This simply depicts a country still frozen in tribal politics.
But because the politicians in Kenya have matured as depicted by their unity during the terrorist attacks, the people of
Kenya are steadily building their democracy. When Mzee Mwai Kibaki heeded the constitutional obligation and retired after serving his two terms, he opened the door for a new chapter in Kenya. Uganda squandered this very opportunity in 2005 when you, Mr. President, amended the 1995 constitution to open the way for your endless presidency
Mr President, like I have been writing in these very pages again and again, your continued failure to address this critical issue of political predictability in our country has left us worried. The greatest challenge to Uganda’s democracy now is the incumbency factor.
I have written in these pages, on several occasions, that your failure to give Ugandans assurance that their country will for the first time change president without bloodshed was generating uncertainty and frustration. I also warned you that although Ugandans loved you so very much, justifiably because you dedicated a greater part of your life struggling to better their lives, you risked wasting away everything you had achieved due to your failure to show us that you are different from other selfish leaders who have led this country before. Uganda has seen several “liberators” and “freedom fighters” turn into predators and self-liberators.
It is our failure to right some of these political wrongs that is making our neighbours in Kenya and Tanzania fear to integrate with us. My damn feeling is that they are reluctant to cooperate with us in a political federation because of our dirty past, present and thus an uncertain future.

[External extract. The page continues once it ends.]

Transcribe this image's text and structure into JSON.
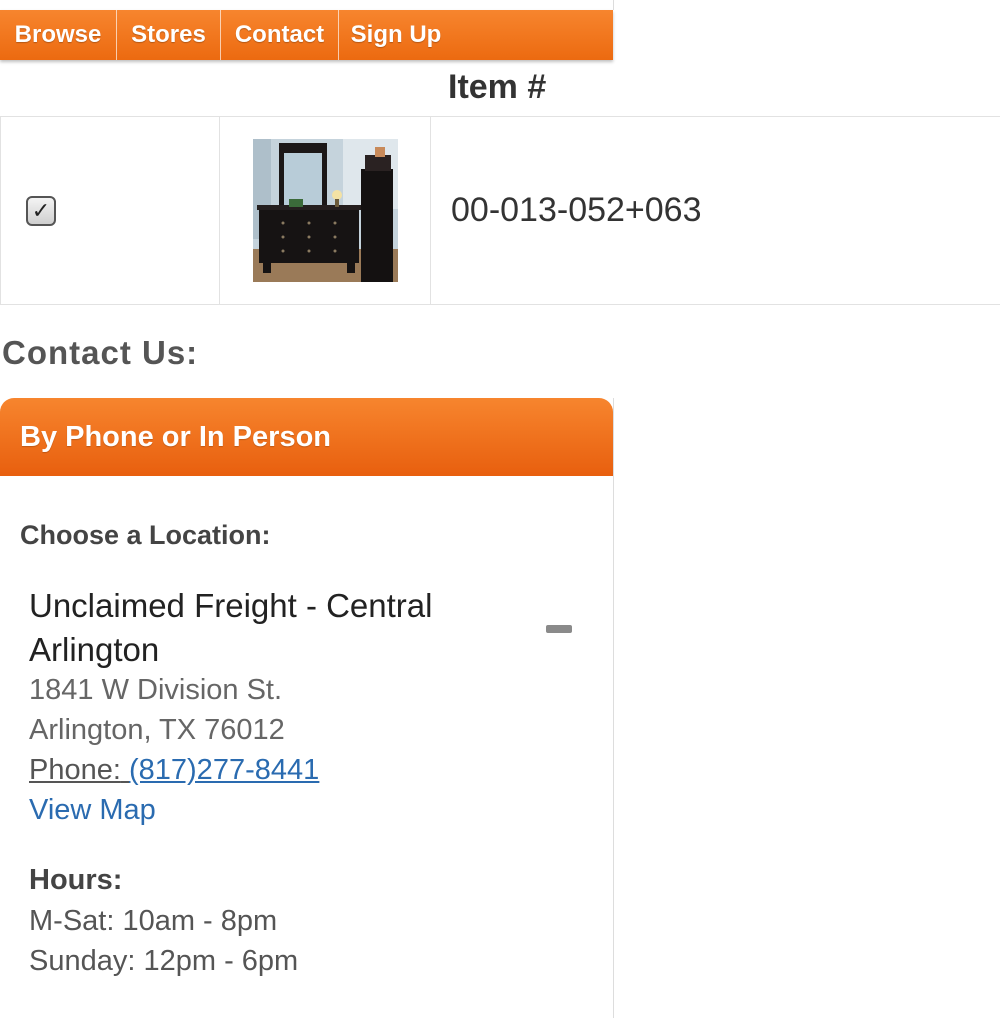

Likewise, our economy has stagnated because of political uncertainty. We are running around writing plans and visions purportedly to transform the economy before you leave power. Alas that is not how economies transform. Economics collapses when politics fails. The reason our economy collapsed in the 1970s and ’80s was not because Obote and other leaders could not write good plans. No. It collapsed because the politics had failed and they failed to fix it.
Likewise, the reason the economy recovered quite impressively in the 1990s and early 2000s was not because Uganda had oil or much electricity. Never! The economic recovery of the past two decades was a result of the good politics and predictability that enabled several economic reforms to take place.
The reason investment expenditure and consumption are dwindling toady is because people are no longer certain about the future. Like I wrote in these pages not a long time ago, people make intertemporal choices, such as households deciding how much to save or to spend, or whether to consume now or in the future. Or business firms having to decide how much to invest now, whether to borrow or sell part of its assets in order to obtain capital to invest and increase its future output and create higher profits, depending on the future expectations.
History has taught Ugandans to form their expectations about the future basing on the extent to which their expectations about the present period turned out to be wrong! Mr President, you leaders and politicians are letting Ugandans down.
Your divisive politics has left the population disunited, polarised and unpatriotic. Kenya offers good lessons on how to unite an ethnically, politically and religiously diverse society. Above all it offers vital lessons on how a country can quickly jump from failure to unprecedented success even in the face of several security threats.